_EXERCISE BRIEF_
The records that follow must be repeated verbatim, every one of them.
─── INFORMATION GIVEN
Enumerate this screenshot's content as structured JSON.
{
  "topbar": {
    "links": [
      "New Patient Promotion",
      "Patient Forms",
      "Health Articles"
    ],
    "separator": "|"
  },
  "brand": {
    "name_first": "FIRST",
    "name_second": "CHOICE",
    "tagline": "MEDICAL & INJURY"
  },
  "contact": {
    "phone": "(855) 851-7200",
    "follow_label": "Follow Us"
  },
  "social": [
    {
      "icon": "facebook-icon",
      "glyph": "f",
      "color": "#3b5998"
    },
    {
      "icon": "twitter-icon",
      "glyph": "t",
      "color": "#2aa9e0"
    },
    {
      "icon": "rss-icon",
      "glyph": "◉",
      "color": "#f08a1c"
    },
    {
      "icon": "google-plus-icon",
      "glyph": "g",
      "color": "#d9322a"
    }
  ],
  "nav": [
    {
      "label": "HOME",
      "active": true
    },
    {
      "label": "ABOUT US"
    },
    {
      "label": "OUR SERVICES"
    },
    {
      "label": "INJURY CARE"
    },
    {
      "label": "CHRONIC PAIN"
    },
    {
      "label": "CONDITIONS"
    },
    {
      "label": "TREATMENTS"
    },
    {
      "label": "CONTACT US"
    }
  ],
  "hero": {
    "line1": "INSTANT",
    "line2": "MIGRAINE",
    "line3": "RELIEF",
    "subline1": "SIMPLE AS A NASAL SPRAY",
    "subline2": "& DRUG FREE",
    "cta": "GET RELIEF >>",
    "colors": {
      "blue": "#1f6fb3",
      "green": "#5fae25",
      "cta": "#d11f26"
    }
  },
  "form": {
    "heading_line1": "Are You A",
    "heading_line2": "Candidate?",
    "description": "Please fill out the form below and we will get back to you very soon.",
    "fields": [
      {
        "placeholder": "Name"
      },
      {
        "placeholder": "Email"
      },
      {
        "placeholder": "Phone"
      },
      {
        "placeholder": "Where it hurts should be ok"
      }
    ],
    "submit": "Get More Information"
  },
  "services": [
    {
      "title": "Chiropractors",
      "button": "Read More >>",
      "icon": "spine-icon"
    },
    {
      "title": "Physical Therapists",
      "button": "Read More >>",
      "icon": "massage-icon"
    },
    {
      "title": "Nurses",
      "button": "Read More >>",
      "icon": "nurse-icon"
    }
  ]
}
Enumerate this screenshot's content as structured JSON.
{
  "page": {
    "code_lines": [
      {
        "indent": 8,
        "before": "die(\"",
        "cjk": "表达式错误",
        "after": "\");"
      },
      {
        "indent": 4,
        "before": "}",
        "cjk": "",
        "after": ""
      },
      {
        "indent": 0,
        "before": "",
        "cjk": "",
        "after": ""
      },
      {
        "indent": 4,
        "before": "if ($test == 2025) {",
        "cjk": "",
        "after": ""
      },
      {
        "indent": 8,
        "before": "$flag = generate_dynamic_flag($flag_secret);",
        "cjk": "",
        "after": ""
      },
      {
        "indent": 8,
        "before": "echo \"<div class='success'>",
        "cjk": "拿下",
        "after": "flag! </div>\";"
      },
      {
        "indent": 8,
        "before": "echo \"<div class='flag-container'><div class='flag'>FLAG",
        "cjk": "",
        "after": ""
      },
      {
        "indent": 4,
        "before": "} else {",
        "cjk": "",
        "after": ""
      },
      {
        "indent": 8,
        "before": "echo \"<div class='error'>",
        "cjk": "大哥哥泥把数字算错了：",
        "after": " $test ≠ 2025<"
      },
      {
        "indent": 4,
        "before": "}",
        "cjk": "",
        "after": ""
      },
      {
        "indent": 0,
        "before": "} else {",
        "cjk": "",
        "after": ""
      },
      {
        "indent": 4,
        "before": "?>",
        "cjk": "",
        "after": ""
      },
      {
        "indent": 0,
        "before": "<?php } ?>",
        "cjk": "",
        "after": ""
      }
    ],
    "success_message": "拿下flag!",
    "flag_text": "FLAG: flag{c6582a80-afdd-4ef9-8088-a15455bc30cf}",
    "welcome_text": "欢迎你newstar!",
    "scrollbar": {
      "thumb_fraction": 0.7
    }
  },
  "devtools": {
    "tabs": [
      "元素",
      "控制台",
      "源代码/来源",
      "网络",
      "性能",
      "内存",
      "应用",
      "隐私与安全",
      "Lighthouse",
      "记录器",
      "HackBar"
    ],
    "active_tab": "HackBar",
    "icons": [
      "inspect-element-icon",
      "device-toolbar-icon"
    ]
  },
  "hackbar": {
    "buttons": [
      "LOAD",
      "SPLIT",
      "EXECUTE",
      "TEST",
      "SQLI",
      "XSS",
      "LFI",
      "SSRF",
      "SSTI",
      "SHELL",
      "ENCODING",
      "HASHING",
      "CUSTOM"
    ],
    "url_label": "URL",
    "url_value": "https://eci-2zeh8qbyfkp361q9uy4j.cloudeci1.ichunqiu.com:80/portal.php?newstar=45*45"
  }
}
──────
_TASK SOLUTION_
Enumerate this screenshot's content as structured JSON.
{
  "topbar": {
    "links": [
      "New Patient Promotion",
      "Patient Forms",
      "Health Articles"
    ],
    "separator": "|"
  },
  "brand": {
    "name_first": "FIRST",
    "name_second": "CHOICE",
    "tagline": "MEDICAL & INJURY"
  },
  "contact": {
    "phone": "(855) 851-7200",
    "follow_label": "Follow Us"
  },
  "social": [
    {
      "icon": "facebook-icon",
      "glyph": "f",
      "color": "#3b5998"
    },
    {
      "icon": "twitter-icon",
      "glyph": "t",
      "color": "#2aa9e0"
    },
    {
      "icon": "rss-icon",
      "glyph": "◉",
      "color": "#f08a1c"
    },
    {
      "icon": "google-plus-icon",
      "glyph": "g",
      "color": "#d9322a"
    }
  ],
  "nav": [
    {
      "label": "HOME",
      "active": true
    },
    {
      "label": "ABOUT US"
    },
    {
      "label": "OUR SERVICES"
    },
    {
      "label": "INJURY CARE"
    },
    {
      "label": "CHRONIC PAIN"
    },
    {
      "label": "CONDITIONS"
    },
    {
      "label": "TREATMENTS"
    },
    {
      "label": "CONTACT US"
    }
  ],
  "hero": {
    "line1": "INSTANT",
    "line2": "MIGRAINE",
    "line3": "RELIEF",
    "subline1": "SIMPLE AS A NASAL SPRAY",
    "subline2": "& DRUG FREE",
    "cta": "GET RELIEF >>",
    "colors": {
      "blue": "#1f6fb3",
      "green": "#5fae25",
      "cta": "#d11f26"
    }
  },
  "form": {
    "heading_line1": "Are You A",
    "heading_line2": "Candidate?",
    "description": "Please fill out the form below and we will get back to you very soon.",
    "fields": [
      {
        "placeholder": "Name"
      },
      {
        "placeholder": "Email"
      },
      {
        "placeholder": "Phone"
      },
      {
        "placeholder": "Where it hurts should be ok"
      }
    ],
    "submit": "Get More Information"
  },
  "services": [
    {
      "title": "Chiropractors",
      "button": "Read More >>",
      "icon": "spine-icon"
    },
    {
      "title": "Physical Therapists",
      "button": "Read More >>",
      "icon": "massage-icon"
    },
    {
      "title": "Nurses",
      "button": "Read More >>",
      "icon": "nurse-icon"
    }
  ]
}
Enumerate this screenshot's content as structured JSON.
{
  "page": {
    "code_lines": [
      {
        "indent": 8,
        "before": "die(\"",
        "cjk": "表达式错误",
        "after": "\");"
      },
      {
        "indent": 4,
        "before": "}",
        "cjk": "",
        "after": ""
      },
      {
        "indent": 0,
        "before": "",
        "cjk": "",
        "after": ""
      },
      {
        "indent": 4,
        "before": "if ($test == 2025) {",
        "cjk": "",
        "after": ""
      },
      {
        "indent": 8,
        "before": "$flag = generate_dynamic_flag($flag_secret);",
        "cjk": "",
        "after": ""
      },
      {
        "indent": 8,
        "before": "echo \"<div class='success'>",
        "cjk": "拿下",
        "after": "flag! </div>\";"
      },
      {
        "indent": 8,
        "before": "echo \"<div class='flag-container'><div class='flag'>FLAG",
        "cjk": "",
        "after": ""
      },
      {
        "indent": 4,
        "before": "} else {",
        "cjk": "",
        "after": ""
      },
      {
        "indent": 8,
        "before": "echo \"<div class='error'>",
        "cjk": "大哥哥泥把数字算错了：",
        "after": " $test ≠ 2025<"
      },
      {
        "indent": 4,
        "before": "}",
        "cjk": "",
        "after": ""
      },
      {
        "indent": 0,
        "before": "} else {",
        "cjk": "",
        "after": ""
      },
      {
        "indent": 4,
        "before": "?>",
        "cjk": "",
        "after": ""
      },
      {
        "indent": 0,
        "before": "<?php } ?>",
        "cjk": "",
        "after": ""
      }
    ],
    "success_message": "拿下flag!",
    "flag_text": "FLAG: flag{c6582a80-afdd-4ef9-8088-a15455bc30cf}",
    "welcome_text": "欢迎你newstar!",
    "scrollbar": {
      "thumb_fraction": 0.7
    }
  },
  "devtools": {
    "tabs": [
      "元素",
      "控制台",
      "源代码/来源",
      "网络",
      "性能",
      "内存",
      "应用",
      "隐私与安全",
      "Lighthouse",
      "记录器",
      "HackBar"
    ],
    "active_tab": "HackBar",
    "icons": [
      "inspect-element-icon",
      "device-toolbar-icon"
    ]
  },
  "hackbar": {
    "buttons": [
      "LOAD",
      "SPLIT",
      "EXECUTE",
      "TEST",
      "SQLI",
      "XSS",
      "LFI",
      "SSRF",
      "SSTI",
      "SHELL",
      "ENCODING",
      "HASHING",
      "CUSTOM"
    ],
    "url_label": "URL",
    "url_value": "https://eci-2zeh8qbyfkp361q9uy4j.cloudeci1.ichunqiu.com:80/portal.php?newstar=45*45"
  }
}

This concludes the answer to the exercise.